## Items from an interface collection

------------------------------------------------------------------------

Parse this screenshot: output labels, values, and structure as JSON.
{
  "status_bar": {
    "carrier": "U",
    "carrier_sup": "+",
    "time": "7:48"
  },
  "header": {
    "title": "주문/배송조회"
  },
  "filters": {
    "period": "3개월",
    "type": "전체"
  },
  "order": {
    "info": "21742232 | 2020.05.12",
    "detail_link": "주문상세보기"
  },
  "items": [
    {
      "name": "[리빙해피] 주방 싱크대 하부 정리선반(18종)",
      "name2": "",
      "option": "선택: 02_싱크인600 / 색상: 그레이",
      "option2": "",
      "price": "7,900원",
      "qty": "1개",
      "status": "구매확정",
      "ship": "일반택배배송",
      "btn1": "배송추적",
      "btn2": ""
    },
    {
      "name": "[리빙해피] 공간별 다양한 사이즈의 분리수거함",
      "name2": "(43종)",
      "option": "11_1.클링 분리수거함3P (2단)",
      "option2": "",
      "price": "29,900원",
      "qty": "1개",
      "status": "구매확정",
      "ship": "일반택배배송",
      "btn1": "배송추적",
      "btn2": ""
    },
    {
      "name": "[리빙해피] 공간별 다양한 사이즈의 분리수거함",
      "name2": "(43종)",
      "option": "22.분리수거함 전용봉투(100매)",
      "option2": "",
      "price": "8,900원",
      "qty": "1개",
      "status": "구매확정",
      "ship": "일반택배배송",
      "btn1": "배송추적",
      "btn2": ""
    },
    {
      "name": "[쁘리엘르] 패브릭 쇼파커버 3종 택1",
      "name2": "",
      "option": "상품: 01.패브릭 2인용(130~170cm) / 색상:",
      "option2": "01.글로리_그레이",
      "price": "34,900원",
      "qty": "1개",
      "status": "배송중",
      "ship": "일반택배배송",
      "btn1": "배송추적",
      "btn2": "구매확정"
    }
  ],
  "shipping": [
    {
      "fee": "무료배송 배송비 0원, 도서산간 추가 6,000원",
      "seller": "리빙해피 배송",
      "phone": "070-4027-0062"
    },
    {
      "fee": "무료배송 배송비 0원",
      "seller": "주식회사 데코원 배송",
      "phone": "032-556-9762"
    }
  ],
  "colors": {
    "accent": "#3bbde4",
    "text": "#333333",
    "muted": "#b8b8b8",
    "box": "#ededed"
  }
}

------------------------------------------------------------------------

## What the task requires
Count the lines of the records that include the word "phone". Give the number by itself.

## Response area
2